┌──

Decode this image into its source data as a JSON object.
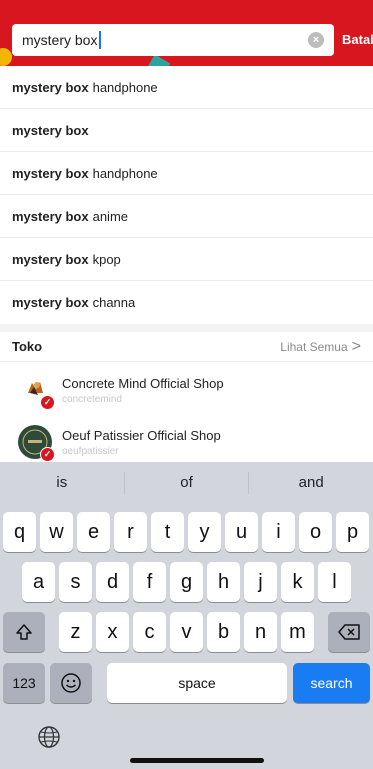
{
  "search": {
    "value": "mystery box",
    "clear_icon": "clear-circle-icon",
    "cancel_label": "Batal"
  },
  "suggestions": [
    {
      "bold": "mystery box",
      "rest": "handphone"
    },
    {
      "bold": "mystery box",
      "rest": ""
    },
    {
      "bold": "mystery box",
      "rest": "handphone"
    },
    {
      "bold": "mystery box",
      "rest": "anime"
    },
    {
      "bold": "mystery box",
      "rest": "kpop"
    },
    {
      "bold": "mystery box",
      "rest": "channa"
    }
  ],
  "stores": {
    "title": "Toko",
    "see_all": "Lihat Semua",
    "items": [
      {
        "name": "Concrete Mind Official Shop",
        "handle": "concretemind"
      },
      {
        "name": "Oeuf Patissier Official Shop",
        "handle": "oeufpatissier"
      }
    ],
    "official_badge_color": "#d8161f"
  },
  "keyboard": {
    "predictions": [
      "is",
      "of",
      "and"
    ],
    "row1": [
      "q",
      "w",
      "e",
      "r",
      "t",
      "y",
      "u",
      "i",
      "o",
      "p"
    ],
    "row2": [
      "a",
      "s",
      "d",
      "f",
      "g",
      "h",
      "j",
      "k",
      "l"
    ],
    "row3": [
      "z",
      "x",
      "c",
      "v",
      "b",
      "n",
      "m"
    ],
    "numbers_label": "123",
    "space_label": "space",
    "search_label": "search"
  },
  "colors": {
    "brand": "#d8161f",
    "search_key": "#1a7cf3"
  }
}
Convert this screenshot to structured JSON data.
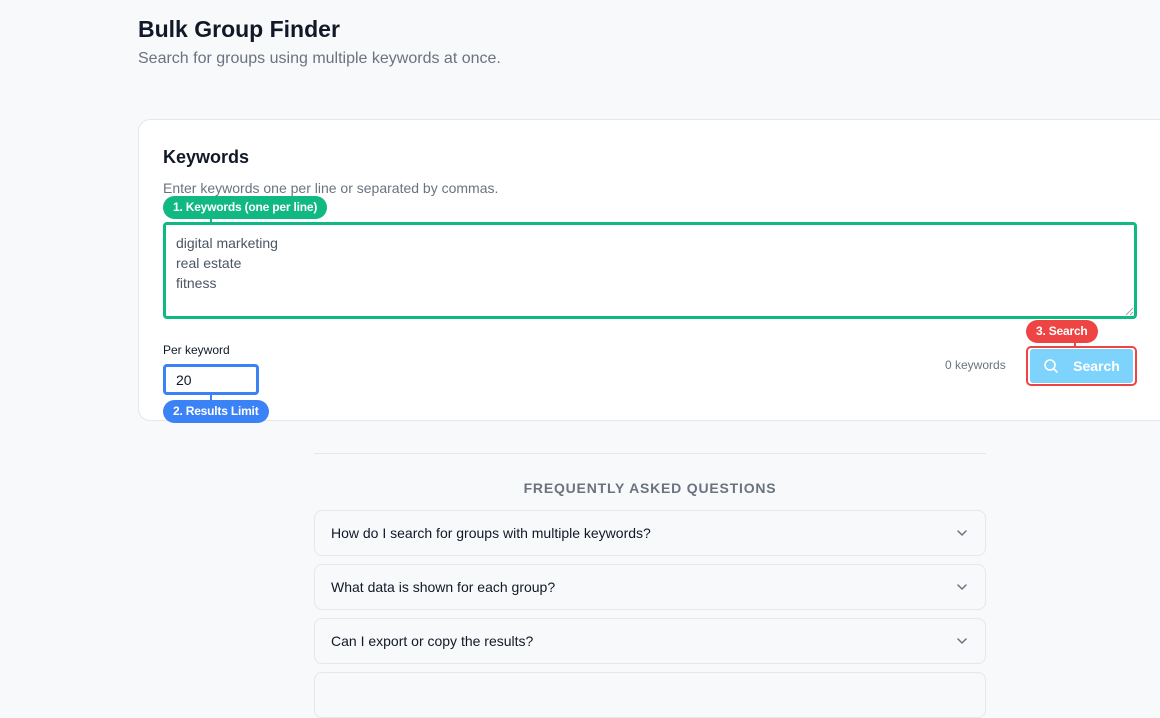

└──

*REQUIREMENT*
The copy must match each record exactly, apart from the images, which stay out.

*RESULT BELOW*
Decode this image into its source data as a JSON object.
{
  "search": {
    "value": "mystery box",
    "clear_icon": "clear-circle-icon",
    "cancel_label": "Batal"
  },
  "suggestions": [
    {
      "bold": "mystery box",
      "rest": "handphone"
    },
    {
      "bold": "mystery box",
      "rest": ""
    },
    {
      "bold": "mystery box",
      "rest": "handphone"
    },
    {
      "bold": "mystery box",
      "rest": "anime"
    },
    {
      "bold": "mystery box",
      "rest": "kpop"
    },
    {
      "bold": "mystery box",
      "rest": "channa"
    }
  ],
  "stores": {
    "title": "Toko",
    "see_all": "Lihat Semua",
    "items": [
      {
        "name": "Concrete Mind Official Shop",
        "handle": "concretemind"
      },
      {
        "name": "Oeuf Patissier Official Shop",
        "handle": "oeufpatissier"
      }
    ],
    "official_badge_color": "#d8161f"
  },
  "keyboard": {
    "predictions": [
      "is",
      "of",
      "and"
    ],
    "row1": [
      "q",
      "w",
      "e",
      "r",
      "t",
      "y",
      "u",
      "i",
      "o",
      "p"
    ],
    "row2": [
      "a",
      "s",
      "d",
      "f",
      "g",
      "h",
      "j",
      "k",
      "l"
    ],
    "row3": [
      "z",
      "x",
      "c",
      "v",
      "b",
      "n",
      "m"
    ],
    "numbers_label": "123",
    "space_label": "space",
    "search_label": "search"
  },
  "colors": {
    "brand": "#d8161f",
    "search_key": "#1a7cf3"
  }
}
Convert this screenshot to structured JSON data.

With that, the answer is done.